Your answer must be an exact copy of the records below.
● ● ●
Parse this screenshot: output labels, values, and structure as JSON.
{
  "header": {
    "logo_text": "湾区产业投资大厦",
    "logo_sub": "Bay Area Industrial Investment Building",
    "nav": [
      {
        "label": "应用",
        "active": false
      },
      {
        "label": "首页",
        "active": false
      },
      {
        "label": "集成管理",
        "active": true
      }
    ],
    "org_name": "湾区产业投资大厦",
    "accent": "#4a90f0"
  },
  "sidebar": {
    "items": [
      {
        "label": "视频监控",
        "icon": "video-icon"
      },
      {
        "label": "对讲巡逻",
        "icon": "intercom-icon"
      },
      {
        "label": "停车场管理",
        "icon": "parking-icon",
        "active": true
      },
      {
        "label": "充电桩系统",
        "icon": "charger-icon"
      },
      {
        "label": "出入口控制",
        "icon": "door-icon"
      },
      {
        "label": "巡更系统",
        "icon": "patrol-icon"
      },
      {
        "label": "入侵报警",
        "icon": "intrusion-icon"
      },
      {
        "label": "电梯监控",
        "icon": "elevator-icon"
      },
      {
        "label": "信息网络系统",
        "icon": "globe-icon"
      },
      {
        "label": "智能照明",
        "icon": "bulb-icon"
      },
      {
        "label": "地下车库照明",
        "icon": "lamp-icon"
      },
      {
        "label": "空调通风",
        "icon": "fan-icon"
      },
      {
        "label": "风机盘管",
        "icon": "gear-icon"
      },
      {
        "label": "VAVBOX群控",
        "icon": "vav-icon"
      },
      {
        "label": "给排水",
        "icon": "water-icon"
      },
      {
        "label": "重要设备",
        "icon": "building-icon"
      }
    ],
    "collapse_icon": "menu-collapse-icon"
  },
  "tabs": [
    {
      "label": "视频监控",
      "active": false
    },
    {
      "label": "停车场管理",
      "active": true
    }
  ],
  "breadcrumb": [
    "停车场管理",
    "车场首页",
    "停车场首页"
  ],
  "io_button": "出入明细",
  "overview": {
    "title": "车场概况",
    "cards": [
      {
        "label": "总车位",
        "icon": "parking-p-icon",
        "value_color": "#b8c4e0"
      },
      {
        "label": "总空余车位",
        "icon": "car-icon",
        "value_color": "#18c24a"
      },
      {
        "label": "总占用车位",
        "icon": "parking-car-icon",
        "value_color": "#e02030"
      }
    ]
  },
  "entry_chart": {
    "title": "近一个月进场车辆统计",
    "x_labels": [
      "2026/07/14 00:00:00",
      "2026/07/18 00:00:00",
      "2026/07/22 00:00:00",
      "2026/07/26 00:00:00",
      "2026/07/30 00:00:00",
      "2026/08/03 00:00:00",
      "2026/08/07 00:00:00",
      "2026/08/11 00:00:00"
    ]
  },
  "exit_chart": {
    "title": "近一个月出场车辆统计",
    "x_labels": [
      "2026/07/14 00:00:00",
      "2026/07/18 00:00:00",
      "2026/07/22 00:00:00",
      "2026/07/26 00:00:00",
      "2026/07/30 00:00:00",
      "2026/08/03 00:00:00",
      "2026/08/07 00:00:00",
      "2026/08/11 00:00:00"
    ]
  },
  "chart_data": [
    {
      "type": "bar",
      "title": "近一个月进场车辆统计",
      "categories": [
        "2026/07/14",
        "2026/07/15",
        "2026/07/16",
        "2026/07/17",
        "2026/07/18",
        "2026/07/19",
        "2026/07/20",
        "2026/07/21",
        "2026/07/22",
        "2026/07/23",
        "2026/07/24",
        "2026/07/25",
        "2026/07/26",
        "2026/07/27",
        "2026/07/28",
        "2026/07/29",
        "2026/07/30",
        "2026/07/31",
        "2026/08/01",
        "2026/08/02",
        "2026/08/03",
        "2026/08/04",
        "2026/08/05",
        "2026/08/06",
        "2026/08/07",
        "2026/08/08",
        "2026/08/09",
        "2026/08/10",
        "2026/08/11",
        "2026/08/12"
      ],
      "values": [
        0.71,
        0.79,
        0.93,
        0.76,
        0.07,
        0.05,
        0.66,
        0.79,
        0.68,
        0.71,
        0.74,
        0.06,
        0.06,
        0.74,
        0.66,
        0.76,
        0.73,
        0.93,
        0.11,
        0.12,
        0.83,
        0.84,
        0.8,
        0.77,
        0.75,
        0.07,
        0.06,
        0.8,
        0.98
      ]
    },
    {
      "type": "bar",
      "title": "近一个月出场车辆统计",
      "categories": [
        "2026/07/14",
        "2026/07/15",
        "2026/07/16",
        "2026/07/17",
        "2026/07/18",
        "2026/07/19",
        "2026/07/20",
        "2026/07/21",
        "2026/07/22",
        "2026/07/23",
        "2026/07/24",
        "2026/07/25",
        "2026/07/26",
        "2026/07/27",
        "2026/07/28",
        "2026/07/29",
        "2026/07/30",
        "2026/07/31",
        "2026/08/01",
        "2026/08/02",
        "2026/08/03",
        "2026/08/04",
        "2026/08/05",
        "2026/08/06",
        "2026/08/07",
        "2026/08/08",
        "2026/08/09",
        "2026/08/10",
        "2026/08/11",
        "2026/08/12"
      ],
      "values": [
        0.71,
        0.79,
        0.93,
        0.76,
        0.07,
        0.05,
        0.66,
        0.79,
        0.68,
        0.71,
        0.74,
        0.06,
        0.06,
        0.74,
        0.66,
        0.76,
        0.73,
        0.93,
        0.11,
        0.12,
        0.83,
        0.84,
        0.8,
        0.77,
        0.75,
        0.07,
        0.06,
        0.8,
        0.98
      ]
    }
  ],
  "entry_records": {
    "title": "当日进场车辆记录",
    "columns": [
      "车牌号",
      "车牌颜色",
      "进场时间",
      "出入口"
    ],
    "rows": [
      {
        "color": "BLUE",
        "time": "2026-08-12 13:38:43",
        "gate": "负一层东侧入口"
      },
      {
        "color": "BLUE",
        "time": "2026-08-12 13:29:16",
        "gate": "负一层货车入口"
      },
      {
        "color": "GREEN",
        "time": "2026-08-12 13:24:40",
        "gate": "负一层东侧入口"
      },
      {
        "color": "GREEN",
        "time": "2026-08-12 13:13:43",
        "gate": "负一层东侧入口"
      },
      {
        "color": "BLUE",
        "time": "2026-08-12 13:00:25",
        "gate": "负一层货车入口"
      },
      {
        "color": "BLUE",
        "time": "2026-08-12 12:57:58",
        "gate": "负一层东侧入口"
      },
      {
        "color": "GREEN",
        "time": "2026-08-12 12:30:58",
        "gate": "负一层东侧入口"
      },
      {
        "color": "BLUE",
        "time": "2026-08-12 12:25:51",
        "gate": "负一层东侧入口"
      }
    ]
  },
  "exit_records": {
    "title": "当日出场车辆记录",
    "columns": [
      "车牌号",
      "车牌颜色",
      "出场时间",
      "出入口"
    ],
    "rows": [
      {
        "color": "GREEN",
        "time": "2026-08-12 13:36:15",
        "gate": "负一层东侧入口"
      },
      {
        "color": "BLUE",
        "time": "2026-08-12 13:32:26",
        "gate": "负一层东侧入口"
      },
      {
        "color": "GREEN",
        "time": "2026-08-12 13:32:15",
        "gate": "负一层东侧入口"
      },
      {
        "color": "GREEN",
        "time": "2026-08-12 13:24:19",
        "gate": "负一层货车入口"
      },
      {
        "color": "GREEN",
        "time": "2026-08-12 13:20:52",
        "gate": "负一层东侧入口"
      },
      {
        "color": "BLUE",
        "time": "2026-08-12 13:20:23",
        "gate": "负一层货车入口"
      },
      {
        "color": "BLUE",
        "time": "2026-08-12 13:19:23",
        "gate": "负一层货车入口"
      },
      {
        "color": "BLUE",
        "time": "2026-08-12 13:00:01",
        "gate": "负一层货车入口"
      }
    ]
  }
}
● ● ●
:: EXERCISE SOLUTION ::
Parse this screenshot: output labels, values, and structure as JSON.
{
  "header": {
    "logo_text": "湾区产业投资大厦",
    "logo_sub": "Bay Area Industrial Investment Building",
    "nav": [
      {
        "label": "应用",
        "active": false
      },
      {
        "label": "首页",
        "active": false
      },
      {
        "label": "集成管理",
        "active": true
      }
    ],
    "org_name": "湾区产业投资大厦",
    "accent": "#4a90f0"
  },
  "sidebar": {
    "items": [
      {
        "label": "视频监控",
        "icon": "video-icon"
      },
      {
        "label": "对讲巡逻",
        "icon": "intercom-icon"
      },
      {
        "label": "停车场管理",
        "icon": "parking-icon",
        "active": true
      },
      {
        "label": "充电桩系统",
        "icon": "charger-icon"
      },
      {
        "label": "出入口控制",
        "icon": "door-icon"
      },
      {
        "label": "巡更系统",
        "icon": "patrol-icon"
      },
      {
        "label": "入侵报警",
        "icon": "intrusion-icon"
      },
      {
        "label": "电梯监控",
        "icon": "elevator-icon"
      },
      {
        "label": "信息网络系统",
        "icon": "globe-icon"
      },
      {
        "label": "智能照明",
        "icon": "bulb-icon"
      },
      {
        "label": "地下车库照明",
        "icon": "lamp-icon"
      },
      {
        "label": "空调通风",
        "icon": "fan-icon"
      },
      {
        "label": "风机盘管",
        "icon": "gear-icon"
      },
      {
        "label": "VAVBOX群控",
        "icon": "vav-icon"
      },
      {
        "label": "给排水",
        "icon": "water-icon"
      },
      {
        "label": "重要设备",
        "icon": "building-icon"
      }
    ],
    "collapse_icon": "menu-collapse-icon"
  },
  "tabs": [
    {
      "label": "视频监控",
      "active": false
    },
    {
      "label": "停车场管理",
      "active": true
    }
  ],
  "breadcrumb": [
    "停车场管理",
    "车场首页",
    "停车场首页"
  ],
  "io_button": "出入明细",
  "overview": {
    "title": "车场概况",
    "cards": [
      {
        "label": "总车位",
        "icon": "parking-p-icon",
        "value_color": "#b8c4e0"
      },
      {
        "label": "总空余车位",
        "icon": "car-icon",
        "value_color": "#18c24a"
      },
      {
        "label": "总占用车位",
        "icon": "parking-car-icon",
        "value_color": "#e02030"
      }
    ]
  },
  "entry_chart": {
    "title": "近一个月进场车辆统计",
    "x_labels": [
      "2026/07/14 00:00:00",
      "2026/07/18 00:00:00",
      "2026/07/22 00:00:00",
      "2026/07/26 00:00:00",
      "2026/07/30 00:00:00",
      "2026/08/03 00:00:00",
      "2026/08/07 00:00:00",
      "2026/08/11 00:00:00"
    ]
  },
  "exit_chart": {
    "title": "近一个月出场车辆统计",
    "x_labels": [
      "2026/07/14 00:00:00",
      "2026/07/18 00:00:00",
      "2026/07/22 00:00:00",
      "2026/07/26 00:00:00",
      "2026/07/30 00:00:00",
      "2026/08/03 00:00:00",
      "2026/08/07 00:00:00",
      "2026/08/11 00:00:00"
    ]
  },
  "chart_data": [
    {
      "type": "bar",
      "title": "近一个月进场车辆统计",
      "categories": [
        "2026/07/14",
        "2026/07/15",
        "2026/07/16",
        "2026/07/17",
        "2026/07/18",
        "2026/07/19",
        "2026/07/20",
        "2026/07/21",
        "2026/07/22",
        "2026/07/23",
        "2026/07/24",
        "2026/07/25",
        "2026/07/26",
        "2026/07/27",
        "2026/07/28",
        "2026/07/29",
        "2026/07/30",
        "2026/07/31",
        "2026/08/01",
        "2026/08/02",
        "2026/08/03",
        "2026/08/04",
        "2026/08/05",
        "2026/08/06",
        "2026/08/07",
        "2026/08/08",
        "2026/08/09",
        "2026/08/10",
        "2026/08/11",
        "2026/08/12"
      ],
      "values": [
        0.71,
        0.79,
        0.93,
        0.76,
        0.07,
        0.05,
        0.66,
        0.79,
        0.68,
        0.71,
        0.74,
        0.06,
        0.06,
        0.74,
        0.66,
        0.76,
        0.73,
        0.93,
        0.11,
        0.12,
        0.83,
        0.84,
        0.8,
        0.77,
        0.75,
        0.07,
        0.06,
        0.8,
        0.98
      ]
    },
    {
      "type": "bar",
      "title": "近一个月出场车辆统计",
      "categories": [
        "2026/07/14",
        "2026/07/15",
        "2026/07/16",
        "2026/07/17",
        "2026/07/18",
        "2026/07/19",
        "2026/07/20",
        "2026/07/21",
        "2026/07/22",
        "2026/07/23",
        "2026/07/24",
        "2026/07/25",
        "2026/07/26",
        "2026/07/27",
        "2026/07/28",
        "2026/07/29",
        "2026/07/30",
        "2026/07/31",
        "2026/08/01",
        "2026/08/02",
        "2026/08/03",
        "2026/08/04",
        "2026/08/05",
        "2026/08/06",
        "2026/08/07",
        "2026/08/08",
        "2026/08/09",
        "2026/08/10",
        "2026/08/11",
        "2026/08/12"
      ],
      "values": [
        0.71,
        0.79,
        0.93,
        0.76,
        0.07,
        0.05,
        0.66,
        0.79,
        0.68,
        0.71,
        0.74,
        0.06,
        0.06,
        0.74,
        0.66,
        0.76,
        0.73,
        0.93,
        0.11,
        0.12,
        0.83,
        0.84,
        0.8,
        0.77,
        0.75,
        0.07,
        0.06,
        0.8,
        0.98
      ]
    }
  ],
  "entry_records": {
    "title": "当日进场车辆记录",
    "columns": [
      "车牌号",
      "车牌颜色",
      "进场时间",
      "出入口"
    ],
    "rows": [
      {
        "color": "BLUE",
        "time": "2026-08-12 13:38:43",
        "gate": "负一层东侧入口"
      },
      {
        "color": "BLUE",
        "time": "2026-08-12 13:29:16",
        "gate": "负一层货车入口"
      },
      {
        "color": "GREEN",
        "time": "2026-08-12 13:24:40",
        "gate": "负一层东侧入口"
      },
      {
        "color": "GREEN",
        "time": "2026-08-12 13:13:43",
        "gate": "负一层东侧入口"
      },
      {
        "color": "BLUE",
        "time": "2026-08-12 13:00:25",
        "gate": "负一层货车入口"
      },
      {
        "color": "BLUE",
        "time": "2026-08-12 12:57:58",
        "gate": "负一层东侧入口"
      },
      {
        "color": "GREEN",
        "time": "2026-08-12 12:30:58",
        "gate": "负一层东侧入口"
      },
      {
        "color": "BLUE",
        "time": "2026-08-12 12:25:51",
        "gate": "负一层东侧入口"
      }
    ]
  },
  "exit_records": {
    "title": "当日出场车辆记录",
    "columns": [
      "车牌号",
      "车牌颜色",
      "出场时间",
      "出入口"
    ],
    "rows": [
      {
        "color": "GREEN",
        "time": "2026-08-12 13:36:15",
        "gate": "负一层东侧入口"
      },
      {
        "color": "BLUE",
        "time": "2026-08-12 13:32:26",
        "gate": "负一层东侧入口"
      },
      {
        "color": "GREEN",
        "time": "2026-08-12 13:32:15",
        "gate": "负一层东侧入口"
      },
      {
        "color": "GREEN",
        "time": "2026-08-12 13:24:19",
        "gate": "负一层货车入口"
      },
      {
        "color": "GREEN",
        "time": "2026-08-12 13:20:52",
        "gate": "负一层东侧入口"
      },
      {
        "color": "BLUE",
        "time": "2026-08-12 13:20:23",
        "gate": "负一层货车入口"
      },
      {
        "color": "BLUE",
        "time": "2026-08-12 13:19:23",
        "gate": "负一层货车入口"
      },
      {
        "color": "BLUE",
        "time": "2026-08-12 13:00:01",
        "gate": "负一层货车入口"
      }
    ]
  }
}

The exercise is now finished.